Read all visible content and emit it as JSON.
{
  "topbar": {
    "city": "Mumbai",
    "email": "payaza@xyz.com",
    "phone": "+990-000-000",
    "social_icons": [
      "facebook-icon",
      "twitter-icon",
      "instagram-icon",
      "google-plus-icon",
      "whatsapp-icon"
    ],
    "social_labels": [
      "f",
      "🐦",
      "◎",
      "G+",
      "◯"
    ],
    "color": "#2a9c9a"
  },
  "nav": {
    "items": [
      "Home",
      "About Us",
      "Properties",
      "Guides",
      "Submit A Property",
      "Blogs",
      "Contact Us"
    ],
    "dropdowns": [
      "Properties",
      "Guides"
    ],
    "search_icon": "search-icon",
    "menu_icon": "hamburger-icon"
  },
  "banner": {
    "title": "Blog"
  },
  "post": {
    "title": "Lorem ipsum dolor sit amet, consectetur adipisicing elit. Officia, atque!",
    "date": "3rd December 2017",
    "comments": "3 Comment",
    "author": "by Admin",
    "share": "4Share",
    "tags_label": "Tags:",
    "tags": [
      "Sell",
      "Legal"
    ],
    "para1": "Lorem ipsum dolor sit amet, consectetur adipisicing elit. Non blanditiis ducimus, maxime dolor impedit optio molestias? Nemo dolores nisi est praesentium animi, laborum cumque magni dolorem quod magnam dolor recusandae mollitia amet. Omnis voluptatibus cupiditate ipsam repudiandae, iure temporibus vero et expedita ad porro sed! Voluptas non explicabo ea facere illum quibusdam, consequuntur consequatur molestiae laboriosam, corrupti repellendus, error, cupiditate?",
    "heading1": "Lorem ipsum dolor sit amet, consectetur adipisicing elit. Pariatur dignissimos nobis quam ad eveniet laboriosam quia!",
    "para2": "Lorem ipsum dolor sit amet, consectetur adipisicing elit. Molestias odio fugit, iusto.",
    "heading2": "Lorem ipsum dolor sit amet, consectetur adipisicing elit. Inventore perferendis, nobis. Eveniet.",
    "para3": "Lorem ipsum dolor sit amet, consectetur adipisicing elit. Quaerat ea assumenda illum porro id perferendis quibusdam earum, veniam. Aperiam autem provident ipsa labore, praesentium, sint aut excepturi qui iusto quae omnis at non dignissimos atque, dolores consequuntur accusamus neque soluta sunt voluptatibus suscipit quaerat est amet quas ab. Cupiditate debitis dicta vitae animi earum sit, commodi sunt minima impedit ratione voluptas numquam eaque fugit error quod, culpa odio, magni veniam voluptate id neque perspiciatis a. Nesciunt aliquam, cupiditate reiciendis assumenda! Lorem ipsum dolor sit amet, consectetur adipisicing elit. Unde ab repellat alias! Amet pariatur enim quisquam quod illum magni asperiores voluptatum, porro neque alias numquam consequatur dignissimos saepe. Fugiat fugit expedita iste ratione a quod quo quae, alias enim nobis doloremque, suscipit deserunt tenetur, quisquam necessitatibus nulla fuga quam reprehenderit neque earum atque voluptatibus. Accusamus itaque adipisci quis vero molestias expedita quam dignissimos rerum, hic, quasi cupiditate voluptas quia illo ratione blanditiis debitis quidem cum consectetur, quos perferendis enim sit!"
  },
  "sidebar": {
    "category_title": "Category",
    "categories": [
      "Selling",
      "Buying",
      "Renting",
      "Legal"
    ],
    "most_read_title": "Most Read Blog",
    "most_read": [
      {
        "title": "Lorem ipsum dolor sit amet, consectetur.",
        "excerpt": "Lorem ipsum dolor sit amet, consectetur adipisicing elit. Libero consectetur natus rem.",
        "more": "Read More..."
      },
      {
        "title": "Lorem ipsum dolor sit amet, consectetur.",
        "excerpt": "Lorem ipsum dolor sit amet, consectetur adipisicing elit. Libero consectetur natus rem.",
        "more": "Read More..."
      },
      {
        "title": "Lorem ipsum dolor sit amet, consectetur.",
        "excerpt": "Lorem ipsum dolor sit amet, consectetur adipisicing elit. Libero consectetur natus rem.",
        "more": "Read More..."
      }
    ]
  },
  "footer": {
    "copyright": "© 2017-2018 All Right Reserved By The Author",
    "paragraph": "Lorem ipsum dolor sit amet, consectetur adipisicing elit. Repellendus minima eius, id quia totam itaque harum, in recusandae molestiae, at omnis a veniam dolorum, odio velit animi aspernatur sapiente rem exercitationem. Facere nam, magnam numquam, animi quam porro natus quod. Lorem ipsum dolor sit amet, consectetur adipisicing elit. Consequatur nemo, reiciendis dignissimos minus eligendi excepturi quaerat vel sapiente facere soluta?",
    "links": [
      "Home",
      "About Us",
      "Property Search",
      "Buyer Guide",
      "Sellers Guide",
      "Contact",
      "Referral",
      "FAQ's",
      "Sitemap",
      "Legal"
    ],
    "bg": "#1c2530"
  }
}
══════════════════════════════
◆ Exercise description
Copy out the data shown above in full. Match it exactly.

◆ Reply
Read all visible content and emit it as JSON.
{
  "topbar": {
    "city": "Mumbai",
    "email": "payaza@xyz.com",
    "phone": "+990-000-000",
    "social_icons": [
      "facebook-icon",
      "twitter-icon",
      "instagram-icon",
      "google-plus-icon",
      "whatsapp-icon"
    ],
    "social_labels": [
      "f",
      "🐦",
      "◎",
      "G+",
      "◯"
    ],
    "color": "#2a9c9a"
  },
  "nav": {
    "items": [
      "Home",
      "About Us",
      "Properties",
      "Guides",
      "Submit A Property",
      "Blogs",
      "Contact Us"
    ],
    "dropdowns": [
      "Properties",
      "Guides"
    ],
    "search_icon": "search-icon",
    "menu_icon": "hamburger-icon"
  },
  "banner": {
    "title": "Blog"
  },
  "post": {
    "title": "Lorem ipsum dolor sit amet, consectetur adipisicing elit. Officia, atque!",
    "date": "3rd December 2017",
    "comments": "3 Comment",
    "author": "by Admin",
    "share": "4Share",
    "tags_label": "Tags:",
    "tags": [
      "Sell",
      "Legal"
    ],
    "para1": "Lorem ipsum dolor sit amet, consectetur adipisicing elit. Non blanditiis ducimus, maxime dolor impedit optio molestias? Nemo dolores nisi est praesentium animi, laborum cumque magni dolorem quod magnam dolor recusandae mollitia amet. Omnis voluptatibus cupiditate ipsam repudiandae, iure temporibus vero et expedita ad porro sed! Voluptas non explicabo ea facere illum quibusdam, consequuntur consequatur molestiae laboriosam, corrupti repellendus, error, cupiditate?",
    "heading1": "Lorem ipsum dolor sit amet, consectetur adipisicing elit. Pariatur dignissimos nobis quam ad eveniet laboriosam quia!",
    "para2": "Lorem ipsum dolor sit amet, consectetur adipisicing elit. Molestias odio fugit, iusto.",
    "heading2": "Lorem ipsum dolor sit amet, consectetur adipisicing elit. Inventore perferendis, nobis. Eveniet.",
    "para3": "Lorem ipsum dolor sit amet, consectetur adipisicing elit. Quaerat ea assumenda illum porro id perferendis quibusdam earum, veniam. Aperiam autem provident ipsa labore, praesentium, sint aut excepturi qui iusto quae omnis at non dignissimos atque, dolores consequuntur accusamus neque soluta sunt voluptatibus suscipit quaerat est amet quas ab. Cupiditate debitis dicta vitae animi earum sit, commodi sunt minima impedit ratione voluptas numquam eaque fugit error quod, culpa odio, magni veniam voluptate id neque perspiciatis a. Nesciunt aliquam, cupiditate reiciendis assumenda! Lorem ipsum dolor sit amet, consectetur adipisicing elit. Unde ab repellat alias! Amet pariatur enim quisquam quod illum magni asperiores voluptatum, porro neque alias numquam consequatur dignissimos saepe. Fugiat fugit expedita iste ratione a quod quo quae, alias enim nobis doloremque, suscipit deserunt tenetur, quisquam necessitatibus nulla fuga quam reprehenderit neque earum atque voluptatibus. Accusamus itaque adipisci quis vero molestias expedita quam dignissimos rerum, hic, quasi cupiditate voluptas quia illo ratione blanditiis debitis quidem cum consectetur, quos perferendis enim sit!"
  },
  "sidebar": {
    "category_title": "Category",
    "categories": [
      "Selling",
      "Buying",
      "Renting",
      "Legal"
    ],
    "most_read_title": "Most Read Blog",
    "most_read": [
      {
        "title": "Lorem ipsum dolor sit amet, consectetur.",
        "excerpt": "Lorem ipsum dolor sit amet, consectetur adipisicing elit. Libero consectetur natus rem.",
        "more": "Read More..."
      },
      {
        "title": "Lorem ipsum dolor sit amet, consectetur.",
        "excerpt": "Lorem ipsum dolor sit amet, consectetur adipisicing elit. Libero consectetur natus rem.",
        "more": "Read More..."
      },
      {
        "title": "Lorem ipsum dolor sit amet, consectetur.",
        "excerpt": "Lorem ipsum dolor sit amet, consectetur adipisicing elit. Libero consectetur natus rem.",
        "more": "Read More..."
      }
    ]
  },
  "footer": {
    "copyright": "© 2017-2018 All Right Reserved By The Author",
    "paragraph": "Lorem ipsum dolor sit amet, consectetur adipisicing elit. Repellendus minima eius, id quia totam itaque harum, in recusandae molestiae, at omnis a veniam dolorum, odio velit animi aspernatur sapiente rem exercitationem. Facere nam, magnam numquam, animi quam porro natus quod. Lorem ipsum dolor sit amet, consectetur adipisicing elit. Consequatur nemo, reiciendis dignissimos minus eligendi excepturi quaerat vel sapiente facere soluta?",
    "links": [
      "Home",
      "About Us",
      "Property Search",
      "Buyer Guide",
      "Sellers Guide",
      "Contact",
      "Referral",
      "FAQ's",
      "Sitemap",
      "Legal"
    ],
    "bg": "#1c2530"
  }
}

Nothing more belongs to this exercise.